◆ Extracted entries:
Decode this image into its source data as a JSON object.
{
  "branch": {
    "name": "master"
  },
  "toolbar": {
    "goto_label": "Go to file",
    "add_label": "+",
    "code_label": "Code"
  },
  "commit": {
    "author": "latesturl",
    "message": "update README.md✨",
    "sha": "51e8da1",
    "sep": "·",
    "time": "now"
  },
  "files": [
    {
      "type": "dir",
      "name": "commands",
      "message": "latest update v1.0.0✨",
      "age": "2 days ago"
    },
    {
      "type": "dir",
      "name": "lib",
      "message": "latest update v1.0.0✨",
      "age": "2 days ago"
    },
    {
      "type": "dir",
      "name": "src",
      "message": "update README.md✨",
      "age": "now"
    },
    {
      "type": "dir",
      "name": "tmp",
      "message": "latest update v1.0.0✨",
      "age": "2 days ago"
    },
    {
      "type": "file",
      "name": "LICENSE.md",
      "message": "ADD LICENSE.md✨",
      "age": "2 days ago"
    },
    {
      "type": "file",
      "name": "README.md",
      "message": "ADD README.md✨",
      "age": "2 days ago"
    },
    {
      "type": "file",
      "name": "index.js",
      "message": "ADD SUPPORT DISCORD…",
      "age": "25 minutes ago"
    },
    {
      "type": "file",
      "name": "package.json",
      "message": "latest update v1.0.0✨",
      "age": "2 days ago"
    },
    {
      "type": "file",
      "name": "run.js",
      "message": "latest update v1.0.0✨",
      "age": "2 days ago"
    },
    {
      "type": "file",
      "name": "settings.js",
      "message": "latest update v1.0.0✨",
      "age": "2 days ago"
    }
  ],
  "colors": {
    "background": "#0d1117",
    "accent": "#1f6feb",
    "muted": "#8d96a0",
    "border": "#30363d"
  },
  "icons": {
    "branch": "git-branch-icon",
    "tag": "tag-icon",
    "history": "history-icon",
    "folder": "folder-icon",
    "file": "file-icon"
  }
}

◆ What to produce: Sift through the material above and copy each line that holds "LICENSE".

◆ Answer below:
      "name": "LICENSE.md",
      "message": "ADD LICENSE.md✨",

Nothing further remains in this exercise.